Diving-petrels are small, tubenosed seabirds that dive and swim to catch their food. They weight 4 to 8 ounces (120 to 220 grams) and are 7 to 10 inches (18 to 25 centimeters) long. Unlike other tubenoses, the tube-like nostrils of the diving-petrel project upward rather than forward. Scientists believe this is an adaptation, change over time, to diving. The bill is short and wide, with a slight hook at the tip. The short wings are used as flippers to help move the bird forward. Feathers are bluish-gray or black with white on the underside. When the birds molt, shed their feathers, they are unable to fly until new feathers grow in.
Diving-petrels live in the waters of the Southern Hemisphere. Although they prefer shallow coastal waters, they have been sighted offshore as well.
Peruvian and Magellan diving-petrels live in South American waters, while the common and South Georgian species are circumpolar, living at both the North and South Poles.
Diving-petrels prefer the colder temperatures of the ocean waters. They breed on oceanic islands and do not stray far from breeding sites.
Diving-petrels get their name from their habit of diving for their food, mainly small fish and crustaceans such as crabs and shrimp. They use their wings to propel themselves under water toward their food. Once their prey is caught, the diving-petrels use their wings to push themselves toward the waters’ surface and directly back into the air.
BEHAVIOR AND REPRODUCTION
Diving-petrels are the only tubenoses that dive into the water to catch food. They typically fly low and fast over the water, and in stormy weather, often fly right into the crests of waves rather than fly over them. These birds are social, eating and breeding in herds and colonies. They come to land only to breed.
Diving-petrels nest in burrows, holes, or in the crevices of rocks. The female lays one egg that incubates, warms, for eight weeks. Both parents take turns sitting on the egg, usually for day-long periods. Eggs are laid between July and December, and newborn chicks are watched closely for the first two weeks of life. The chick will make its first flight around eight weeks, and at that time, begins to take care of itself.
Diving-petrels molt after the breeding season is over, and until their flight feathers grow back, they are flightless.
DIVING-PETRELS AND PEOPLE
Diving-petrels and people do not interact. The birds do attract birdwatchers, so they benefit marine ecotourism, travel in order to study wildlife and the environment.
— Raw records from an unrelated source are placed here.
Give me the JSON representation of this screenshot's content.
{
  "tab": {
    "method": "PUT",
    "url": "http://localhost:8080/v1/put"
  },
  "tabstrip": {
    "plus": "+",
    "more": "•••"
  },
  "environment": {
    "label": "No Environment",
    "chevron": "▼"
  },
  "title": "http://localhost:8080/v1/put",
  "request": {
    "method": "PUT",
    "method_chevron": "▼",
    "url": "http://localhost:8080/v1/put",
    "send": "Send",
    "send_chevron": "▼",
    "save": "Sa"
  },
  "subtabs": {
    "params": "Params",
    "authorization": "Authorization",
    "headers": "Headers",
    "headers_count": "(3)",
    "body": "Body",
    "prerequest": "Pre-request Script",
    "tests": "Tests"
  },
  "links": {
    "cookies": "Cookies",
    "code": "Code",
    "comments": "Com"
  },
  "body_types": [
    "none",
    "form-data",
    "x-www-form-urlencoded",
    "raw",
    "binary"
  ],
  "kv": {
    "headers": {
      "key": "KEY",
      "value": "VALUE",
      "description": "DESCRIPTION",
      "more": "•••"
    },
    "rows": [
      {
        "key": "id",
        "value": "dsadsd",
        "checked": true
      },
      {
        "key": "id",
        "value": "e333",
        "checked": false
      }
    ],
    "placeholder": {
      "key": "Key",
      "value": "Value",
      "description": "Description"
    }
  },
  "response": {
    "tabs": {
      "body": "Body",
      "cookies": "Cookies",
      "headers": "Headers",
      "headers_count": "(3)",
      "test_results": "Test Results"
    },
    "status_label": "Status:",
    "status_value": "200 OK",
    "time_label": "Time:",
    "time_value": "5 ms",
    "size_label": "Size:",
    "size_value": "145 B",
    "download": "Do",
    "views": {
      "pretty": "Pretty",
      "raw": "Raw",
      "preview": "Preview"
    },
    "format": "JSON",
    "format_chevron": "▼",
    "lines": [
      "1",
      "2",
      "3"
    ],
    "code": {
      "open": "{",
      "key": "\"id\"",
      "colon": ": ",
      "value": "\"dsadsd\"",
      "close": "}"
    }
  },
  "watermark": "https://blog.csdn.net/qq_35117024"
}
Except for the Peruvian diving-petrel, these birds are not threatened. The Peruvian diving-petrel is Endangered, facing a very high risk of extinction in the wild, due to excessive hunting and habitat destruction.